Page and application data records:
□ □ □ □ □ □ □
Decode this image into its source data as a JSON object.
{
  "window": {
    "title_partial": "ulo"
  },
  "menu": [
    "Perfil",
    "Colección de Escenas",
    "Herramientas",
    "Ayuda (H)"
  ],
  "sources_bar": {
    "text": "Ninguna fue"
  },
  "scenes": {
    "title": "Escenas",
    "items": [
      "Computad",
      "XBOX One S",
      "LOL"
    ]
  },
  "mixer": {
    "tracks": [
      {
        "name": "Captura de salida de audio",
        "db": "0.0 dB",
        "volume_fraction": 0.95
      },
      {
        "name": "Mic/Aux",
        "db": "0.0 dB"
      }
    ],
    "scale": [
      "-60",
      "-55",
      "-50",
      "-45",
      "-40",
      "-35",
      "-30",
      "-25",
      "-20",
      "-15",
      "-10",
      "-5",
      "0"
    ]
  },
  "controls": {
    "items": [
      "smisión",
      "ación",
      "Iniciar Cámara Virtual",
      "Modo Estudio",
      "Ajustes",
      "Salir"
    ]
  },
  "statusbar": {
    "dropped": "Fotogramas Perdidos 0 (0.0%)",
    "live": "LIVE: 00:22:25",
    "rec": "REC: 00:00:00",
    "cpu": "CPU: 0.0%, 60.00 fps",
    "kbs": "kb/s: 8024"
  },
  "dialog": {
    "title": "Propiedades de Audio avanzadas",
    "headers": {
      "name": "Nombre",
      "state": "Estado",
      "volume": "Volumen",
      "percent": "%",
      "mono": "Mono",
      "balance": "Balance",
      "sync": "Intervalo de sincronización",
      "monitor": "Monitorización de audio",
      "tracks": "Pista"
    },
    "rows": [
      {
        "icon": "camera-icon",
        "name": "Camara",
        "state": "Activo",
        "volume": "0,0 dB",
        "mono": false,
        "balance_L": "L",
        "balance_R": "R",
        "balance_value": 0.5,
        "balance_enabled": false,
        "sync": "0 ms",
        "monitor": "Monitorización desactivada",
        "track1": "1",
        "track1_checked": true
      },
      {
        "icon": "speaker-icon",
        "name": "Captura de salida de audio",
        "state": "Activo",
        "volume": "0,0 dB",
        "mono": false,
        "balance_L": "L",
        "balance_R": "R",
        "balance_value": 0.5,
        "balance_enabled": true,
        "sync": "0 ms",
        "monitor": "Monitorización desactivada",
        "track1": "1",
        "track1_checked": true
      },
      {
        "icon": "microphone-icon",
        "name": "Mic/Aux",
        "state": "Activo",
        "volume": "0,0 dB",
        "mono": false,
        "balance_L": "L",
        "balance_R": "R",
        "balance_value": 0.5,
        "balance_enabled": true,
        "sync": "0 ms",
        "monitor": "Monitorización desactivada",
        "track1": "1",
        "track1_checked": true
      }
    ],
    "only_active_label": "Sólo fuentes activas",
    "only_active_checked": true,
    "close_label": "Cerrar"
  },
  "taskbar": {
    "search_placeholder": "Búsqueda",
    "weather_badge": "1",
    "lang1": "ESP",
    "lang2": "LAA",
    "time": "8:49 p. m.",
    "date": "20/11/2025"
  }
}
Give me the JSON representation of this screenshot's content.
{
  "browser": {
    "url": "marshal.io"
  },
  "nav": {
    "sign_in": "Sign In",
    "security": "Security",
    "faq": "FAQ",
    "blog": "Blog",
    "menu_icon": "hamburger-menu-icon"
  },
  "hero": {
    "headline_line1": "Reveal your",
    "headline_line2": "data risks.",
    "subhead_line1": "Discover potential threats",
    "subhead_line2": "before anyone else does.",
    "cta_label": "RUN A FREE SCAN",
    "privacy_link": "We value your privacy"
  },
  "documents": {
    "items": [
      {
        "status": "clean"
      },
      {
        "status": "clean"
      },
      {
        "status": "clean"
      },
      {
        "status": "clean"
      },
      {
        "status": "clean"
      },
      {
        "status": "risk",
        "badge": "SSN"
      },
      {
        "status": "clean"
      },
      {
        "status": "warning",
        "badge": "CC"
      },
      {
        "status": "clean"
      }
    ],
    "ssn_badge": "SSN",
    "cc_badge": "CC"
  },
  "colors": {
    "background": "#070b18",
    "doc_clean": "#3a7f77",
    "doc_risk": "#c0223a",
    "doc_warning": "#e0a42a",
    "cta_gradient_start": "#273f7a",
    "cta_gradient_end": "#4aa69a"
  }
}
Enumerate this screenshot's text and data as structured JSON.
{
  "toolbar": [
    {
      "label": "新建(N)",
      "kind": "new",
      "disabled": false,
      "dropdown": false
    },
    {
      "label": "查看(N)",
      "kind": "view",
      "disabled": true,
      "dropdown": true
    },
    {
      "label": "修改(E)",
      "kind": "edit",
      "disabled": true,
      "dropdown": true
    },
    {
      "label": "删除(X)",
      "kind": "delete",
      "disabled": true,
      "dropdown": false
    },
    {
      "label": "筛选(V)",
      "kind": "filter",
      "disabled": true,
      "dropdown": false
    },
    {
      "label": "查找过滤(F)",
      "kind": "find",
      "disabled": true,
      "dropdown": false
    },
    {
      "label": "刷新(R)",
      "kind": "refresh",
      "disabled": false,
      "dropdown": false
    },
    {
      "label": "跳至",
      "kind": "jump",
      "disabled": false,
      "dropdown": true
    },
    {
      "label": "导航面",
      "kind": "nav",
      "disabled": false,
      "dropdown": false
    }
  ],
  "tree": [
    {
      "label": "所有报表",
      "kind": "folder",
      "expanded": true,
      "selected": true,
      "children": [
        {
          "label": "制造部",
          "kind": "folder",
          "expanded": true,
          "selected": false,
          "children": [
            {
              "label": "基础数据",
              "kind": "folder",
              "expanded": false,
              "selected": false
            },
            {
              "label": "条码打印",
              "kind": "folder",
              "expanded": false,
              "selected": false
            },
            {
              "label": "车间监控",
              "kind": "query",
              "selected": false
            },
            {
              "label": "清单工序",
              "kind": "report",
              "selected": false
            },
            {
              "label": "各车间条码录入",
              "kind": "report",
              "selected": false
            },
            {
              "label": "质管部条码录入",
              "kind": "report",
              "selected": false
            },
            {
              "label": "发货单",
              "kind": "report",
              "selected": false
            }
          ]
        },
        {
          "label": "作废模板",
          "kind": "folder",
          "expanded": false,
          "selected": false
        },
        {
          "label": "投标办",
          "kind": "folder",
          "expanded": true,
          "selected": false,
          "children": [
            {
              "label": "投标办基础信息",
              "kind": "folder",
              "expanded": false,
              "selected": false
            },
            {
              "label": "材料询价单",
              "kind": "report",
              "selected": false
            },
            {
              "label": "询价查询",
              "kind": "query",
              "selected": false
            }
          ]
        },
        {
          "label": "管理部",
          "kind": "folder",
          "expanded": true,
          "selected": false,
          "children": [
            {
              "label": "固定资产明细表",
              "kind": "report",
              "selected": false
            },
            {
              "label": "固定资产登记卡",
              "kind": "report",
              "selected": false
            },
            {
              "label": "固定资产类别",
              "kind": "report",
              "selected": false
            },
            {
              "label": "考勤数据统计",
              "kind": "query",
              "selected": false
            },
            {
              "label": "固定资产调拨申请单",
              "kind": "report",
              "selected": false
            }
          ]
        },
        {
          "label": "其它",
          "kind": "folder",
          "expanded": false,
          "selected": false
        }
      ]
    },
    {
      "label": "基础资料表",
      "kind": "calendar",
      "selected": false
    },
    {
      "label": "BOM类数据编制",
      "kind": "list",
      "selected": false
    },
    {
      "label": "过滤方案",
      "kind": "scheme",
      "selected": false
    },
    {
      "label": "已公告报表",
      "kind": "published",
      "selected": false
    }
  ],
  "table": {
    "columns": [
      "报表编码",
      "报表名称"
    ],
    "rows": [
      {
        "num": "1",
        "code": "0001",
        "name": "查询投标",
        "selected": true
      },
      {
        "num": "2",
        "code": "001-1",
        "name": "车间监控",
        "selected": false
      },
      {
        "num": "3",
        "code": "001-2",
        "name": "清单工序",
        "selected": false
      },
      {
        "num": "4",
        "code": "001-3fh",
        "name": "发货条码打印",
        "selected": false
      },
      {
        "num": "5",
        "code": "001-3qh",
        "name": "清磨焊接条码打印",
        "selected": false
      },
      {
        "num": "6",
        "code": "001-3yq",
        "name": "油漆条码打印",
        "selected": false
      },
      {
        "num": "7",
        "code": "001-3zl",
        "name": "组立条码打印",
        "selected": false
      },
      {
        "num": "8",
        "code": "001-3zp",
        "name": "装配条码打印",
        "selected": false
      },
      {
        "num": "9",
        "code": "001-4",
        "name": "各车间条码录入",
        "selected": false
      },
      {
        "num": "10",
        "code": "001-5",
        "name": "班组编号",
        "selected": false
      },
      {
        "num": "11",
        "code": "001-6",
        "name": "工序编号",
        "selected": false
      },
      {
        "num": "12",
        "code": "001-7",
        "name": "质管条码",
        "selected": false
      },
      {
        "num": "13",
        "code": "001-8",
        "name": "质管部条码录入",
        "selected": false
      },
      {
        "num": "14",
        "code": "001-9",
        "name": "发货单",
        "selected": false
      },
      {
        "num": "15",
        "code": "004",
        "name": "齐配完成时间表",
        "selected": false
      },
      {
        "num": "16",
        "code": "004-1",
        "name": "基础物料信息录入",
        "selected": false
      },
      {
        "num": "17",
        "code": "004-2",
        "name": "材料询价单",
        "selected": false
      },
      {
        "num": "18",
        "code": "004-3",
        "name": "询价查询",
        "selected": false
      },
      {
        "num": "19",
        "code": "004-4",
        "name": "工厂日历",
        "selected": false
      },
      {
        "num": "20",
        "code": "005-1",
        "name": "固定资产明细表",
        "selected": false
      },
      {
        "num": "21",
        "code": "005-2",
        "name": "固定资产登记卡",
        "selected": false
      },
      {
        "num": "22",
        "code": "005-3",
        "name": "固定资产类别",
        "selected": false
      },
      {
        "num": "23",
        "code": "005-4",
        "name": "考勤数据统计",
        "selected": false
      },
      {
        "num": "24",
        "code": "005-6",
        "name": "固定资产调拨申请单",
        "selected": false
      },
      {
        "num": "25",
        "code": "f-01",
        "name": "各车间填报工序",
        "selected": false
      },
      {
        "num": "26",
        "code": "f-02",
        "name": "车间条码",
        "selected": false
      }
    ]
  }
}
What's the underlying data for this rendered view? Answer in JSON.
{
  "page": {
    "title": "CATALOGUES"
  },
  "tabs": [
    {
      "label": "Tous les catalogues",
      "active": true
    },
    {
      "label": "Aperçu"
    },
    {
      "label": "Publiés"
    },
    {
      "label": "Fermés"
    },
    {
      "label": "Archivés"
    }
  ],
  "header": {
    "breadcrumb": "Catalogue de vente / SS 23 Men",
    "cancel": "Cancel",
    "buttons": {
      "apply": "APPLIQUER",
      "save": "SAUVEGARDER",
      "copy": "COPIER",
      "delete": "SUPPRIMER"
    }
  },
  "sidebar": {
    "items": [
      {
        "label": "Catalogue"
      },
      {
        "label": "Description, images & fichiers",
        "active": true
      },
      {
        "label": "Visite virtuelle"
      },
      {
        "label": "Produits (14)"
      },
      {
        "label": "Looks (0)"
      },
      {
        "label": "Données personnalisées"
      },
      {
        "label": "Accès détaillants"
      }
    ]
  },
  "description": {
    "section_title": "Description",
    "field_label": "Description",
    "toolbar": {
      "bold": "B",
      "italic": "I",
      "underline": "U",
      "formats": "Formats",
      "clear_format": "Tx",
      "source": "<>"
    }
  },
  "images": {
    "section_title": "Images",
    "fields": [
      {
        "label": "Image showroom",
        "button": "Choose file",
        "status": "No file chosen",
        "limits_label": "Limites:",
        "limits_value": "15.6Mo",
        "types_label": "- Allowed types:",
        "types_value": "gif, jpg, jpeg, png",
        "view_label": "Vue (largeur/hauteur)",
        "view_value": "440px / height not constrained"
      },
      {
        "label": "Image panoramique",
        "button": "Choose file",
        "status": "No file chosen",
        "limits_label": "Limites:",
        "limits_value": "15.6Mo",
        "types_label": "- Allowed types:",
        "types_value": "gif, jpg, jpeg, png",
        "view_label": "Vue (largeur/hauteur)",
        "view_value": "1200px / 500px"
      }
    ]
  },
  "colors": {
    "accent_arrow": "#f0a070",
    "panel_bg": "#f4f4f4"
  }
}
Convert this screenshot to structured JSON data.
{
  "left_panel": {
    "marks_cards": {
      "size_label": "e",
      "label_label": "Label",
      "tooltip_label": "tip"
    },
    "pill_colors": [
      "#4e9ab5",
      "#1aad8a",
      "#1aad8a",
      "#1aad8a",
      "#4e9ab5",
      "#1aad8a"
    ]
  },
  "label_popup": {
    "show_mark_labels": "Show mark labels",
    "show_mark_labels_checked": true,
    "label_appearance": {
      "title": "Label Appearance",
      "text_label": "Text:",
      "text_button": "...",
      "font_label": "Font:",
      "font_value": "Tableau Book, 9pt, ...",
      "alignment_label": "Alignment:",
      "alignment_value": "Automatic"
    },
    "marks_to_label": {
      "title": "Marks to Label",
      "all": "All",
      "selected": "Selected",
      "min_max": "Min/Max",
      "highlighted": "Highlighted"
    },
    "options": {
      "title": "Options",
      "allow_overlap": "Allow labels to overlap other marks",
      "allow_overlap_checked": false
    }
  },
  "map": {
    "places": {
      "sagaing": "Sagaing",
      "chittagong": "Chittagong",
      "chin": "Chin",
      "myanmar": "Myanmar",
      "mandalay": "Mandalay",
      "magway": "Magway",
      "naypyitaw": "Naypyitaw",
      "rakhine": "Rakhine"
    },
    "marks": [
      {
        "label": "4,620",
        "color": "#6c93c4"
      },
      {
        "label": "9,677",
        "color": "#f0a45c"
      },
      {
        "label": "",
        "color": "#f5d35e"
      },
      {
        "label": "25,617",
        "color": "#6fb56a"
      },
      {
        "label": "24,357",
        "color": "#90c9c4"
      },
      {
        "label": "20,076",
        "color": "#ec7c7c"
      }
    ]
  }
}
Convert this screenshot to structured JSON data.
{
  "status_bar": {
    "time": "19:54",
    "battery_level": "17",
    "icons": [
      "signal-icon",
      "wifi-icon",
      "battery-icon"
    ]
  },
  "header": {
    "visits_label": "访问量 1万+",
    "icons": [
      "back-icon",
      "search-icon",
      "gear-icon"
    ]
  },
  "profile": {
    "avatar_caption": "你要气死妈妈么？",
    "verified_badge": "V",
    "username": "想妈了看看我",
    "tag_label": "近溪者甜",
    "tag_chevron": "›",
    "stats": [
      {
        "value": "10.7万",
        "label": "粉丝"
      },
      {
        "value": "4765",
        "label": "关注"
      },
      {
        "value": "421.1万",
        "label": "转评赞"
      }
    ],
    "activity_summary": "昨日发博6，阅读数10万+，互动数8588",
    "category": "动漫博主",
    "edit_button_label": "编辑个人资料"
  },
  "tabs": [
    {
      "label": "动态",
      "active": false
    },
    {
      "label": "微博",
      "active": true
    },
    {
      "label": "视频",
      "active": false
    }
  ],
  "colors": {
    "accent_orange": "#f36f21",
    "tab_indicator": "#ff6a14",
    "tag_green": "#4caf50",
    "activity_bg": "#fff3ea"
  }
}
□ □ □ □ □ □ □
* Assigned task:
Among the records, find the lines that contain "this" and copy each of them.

* Final answer:
Decode this image into its source data as a JSON object.
Give me the JSON representation of this screenshot's content.
Enumerate this screenshot's text and data as structured JSON.
What's the underlying data for this rendered view? Answer in JSON.
Convert this screenshot to structured JSON data.
Convert this screenshot to structured JSON data.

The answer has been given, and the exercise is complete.